(CNN) -

As tensions in Ferguson, Missouri, have bubbled, one official after another has taken the lead, grappling to figure out how to stop it from coming to a boil.

First, it was the police chief who took charge and stumbled. Then, the governor entered the picture and brought on a Ferguson son to head security. The feds have also stepped in, with Attorney General Eric Holder stopping by Wednesday to check up on their investigation.

Here's a look at the players who have shaped the city's response to the death of Michael Brown, an unarmed black teenager, at the hands of a white police officer.

WHO:

Ferguson Police Chief Thomas Jackson

What he did:

From the start the chief said his department -- which handed off the local investigation to St. Louis County -- would release information as it received it. It would be a slow process, he warned.

How it played out:

From the beginning the chief was slammed for just how slow that information came out.

The big one was the identity of the officer. It took six days before the name -- Darren Wilson -- was revealed. Cops said it was because he received death threats. Critics denounced the delay as a PR stumble that coincided with another one -- the release of a video that police said showed Brown robbing a store minutes before he was shot.

Critics lambasted the disclosure of the video as character assassination. The chief said he had to do it.

Jackson was also criticized for his department's response to the protests in the days immediately after Brown's death.

As the demonstrations grew more heated, police used on the crowd tear gas, pepper bullets and what looked like stun grenades. Some police rolled into action sitting on an armored personnel carrier.

How it was received:

"You're in trouble when your SWAT team is on the front line of dealing with a civil disturbance," said retired Lt. Gen. Russell Honoré, a CNN analyst.

Jackson said police had to protect themselves and that some of the protesters were throwing fire bombs.

WHO:

Ferguson Mayor James Knowles

What he did:

The young mayor has tried to tell people unfamiliar with the town he has lived in his whole life that it's not the crucible of racial tensions it appears to be to those outside the city limits.

"I've lived here 35 years. There's always been a strong African-American presence," he told CNN. "We've never seen this kind of violence, never seen this kind of frustration or tension between the races."

How it played out:

The mayor has kept largely out of the spotlight, letting other officials take care of news conferences and major public appearances.
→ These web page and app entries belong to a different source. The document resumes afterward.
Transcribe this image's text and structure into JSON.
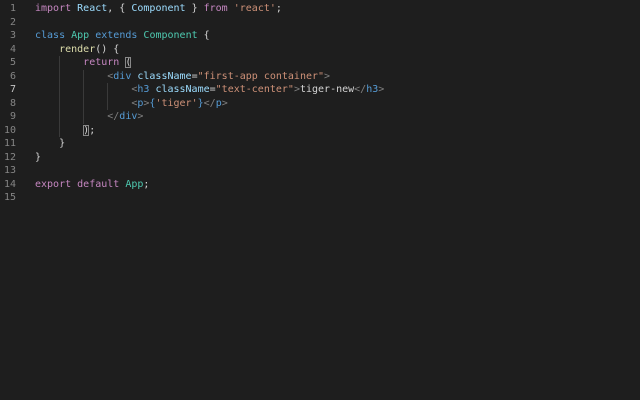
{
  "editor": {
    "lines": [
      {
        "number": "1",
        "tokens": [
          {
            "t": "import",
            "c": "kw2"
          },
          {
            "t": " ",
            "c": "text"
          },
          {
            "t": "React",
            "c": "var"
          },
          {
            "t": ", { ",
            "c": "text"
          },
          {
            "t": "Component",
            "c": "var"
          },
          {
            "t": " } ",
            "c": "text"
          },
          {
            "t": "from",
            "c": "kw2"
          },
          {
            "t": " ",
            "c": "text"
          },
          {
            "t": "'react'",
            "c": "str"
          },
          {
            "t": ";",
            "c": "text"
          }
        ]
      },
      {
        "number": "2",
        "tokens": []
      },
      {
        "number": "3",
        "tokens": [
          {
            "t": "class",
            "c": "kw"
          },
          {
            "t": " ",
            "c": "text"
          },
          {
            "t": "App",
            "c": "cls"
          },
          {
            "t": " ",
            "c": "text"
          },
          {
            "t": "extends",
            "c": "kw"
          },
          {
            "t": " ",
            "c": "text"
          },
          {
            "t": "Component",
            "c": "cls"
          },
          {
            "t": " {",
            "c": "text"
          }
        ]
      },
      {
        "number": "4",
        "tokens": [
          {
            "t": "    ",
            "c": "text"
          },
          {
            "t": "render",
            "c": "fn"
          },
          {
            "t": "() {",
            "c": "text"
          }
        ]
      },
      {
        "number": "5",
        "tokens": [
          {
            "t": "        ",
            "c": "text"
          },
          {
            "t": "return",
            "c": "kw2"
          },
          {
            "t": " ",
            "c": "text"
          },
          {
            "t": "(",
            "c": "text",
            "match": true
          }
        ]
      },
      {
        "number": "6",
        "tokens": [
          {
            "t": "            ",
            "c": "text"
          },
          {
            "t": "<",
            "c": "punct"
          },
          {
            "t": "div",
            "c": "tag"
          },
          {
            "t": " ",
            "c": "text"
          },
          {
            "t": "className",
            "c": "attr"
          },
          {
            "t": "=",
            "c": "text"
          },
          {
            "t": "\"first-app container\"",
            "c": "str"
          },
          {
            "t": ">",
            "c": "punct"
          }
        ]
      },
      {
        "number": "7",
        "current": true,
        "tokens": [
          {
            "t": "                ",
            "c": "text"
          },
          {
            "t": "<",
            "c": "punct"
          },
          {
            "t": "h3",
            "c": "tag"
          },
          {
            "t": " ",
            "c": "text"
          },
          {
            "t": "className",
            "c": "attr"
          },
          {
            "t": "=",
            "c": "text"
          },
          {
            "t": "\"text-center\"",
            "c": "str"
          },
          {
            "t": ">",
            "c": "punct"
          },
          {
            "t": "tiger-new",
            "c": "text"
          },
          {
            "t": "</",
            "c": "punct"
          },
          {
            "t": "h3",
            "c": "tag"
          },
          {
            "t": ">",
            "c": "punct"
          }
        ]
      },
      {
        "number": "8",
        "tokens": [
          {
            "t": "                ",
            "c": "text"
          },
          {
            "t": "<",
            "c": "punct"
          },
          {
            "t": "p",
            "c": "tag"
          },
          {
            "t": ">",
            "c": "punct"
          },
          {
            "t": "{",
            "c": "kw"
          },
          {
            "t": "'tiger'",
            "c": "str"
          },
          {
            "t": "}",
            "c": "kw"
          },
          {
            "t": "</",
            "c": "punct"
          },
          {
            "t": "p",
            "c": "tag"
          },
          {
            "t": ">",
            "c": "punct"
          }
        ]
      },
      {
        "number": "9",
        "tokens": [
          {
            "t": "            ",
            "c": "text"
          },
          {
            "t": "</",
            "c": "punct"
          },
          {
            "t": "div",
            "c": "tag"
          },
          {
            "t": ">",
            "c": "punct"
          }
        ]
      },
      {
        "number": "10",
        "tokens": [
          {
            "t": "        ",
            "c": "text"
          },
          {
            "t": ")",
            "c": "text",
            "match": true
          },
          {
            "t": ";",
            "c": "text"
          }
        ]
      },
      {
        "number": "11",
        "tokens": [
          {
            "t": "    ",
            "c": "text"
          },
          {
            "t": "}",
            "c": "text"
          }
        ]
      },
      {
        "number": "12",
        "tokens": [
          {
            "t": "}",
            "c": "text"
          }
        ]
      },
      {
        "number": "13",
        "tokens": []
      },
      {
        "number": "14",
        "tokens": [
          {
            "t": "export",
            "c": "kw2"
          },
          {
            "t": " ",
            "c": "text"
          },
          {
            "t": "default",
            "c": "kw2"
          },
          {
            "t": " ",
            "c": "text"
          },
          {
            "t": "App",
            "c": "cls"
          },
          {
            "t": ";",
            "c": "text"
          }
        ]
      },
      {
        "number": "15",
        "tokens": []
      }
    ]
  },
  "colors": {
    "background": "#1e1e1e",
    "line_number": "#858585",
    "keyword_control": "#c586c0",
    "keyword": "#569cd6",
    "class_name": "#4ec9b0",
    "variable": "#9cdcfe",
    "function": "#dcdcaa",
    "string": "#ce9178"
  }
}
Instead he's gone on one-on-one interviews and given updates on how his town reacted.

How it was received:

His low profile may be helping him to avert criticism over actions taken since Brown's shooting, but Knowles has been in the line of fire with other officials over the disproportionate number of white officers on the police force of his majority African-American town.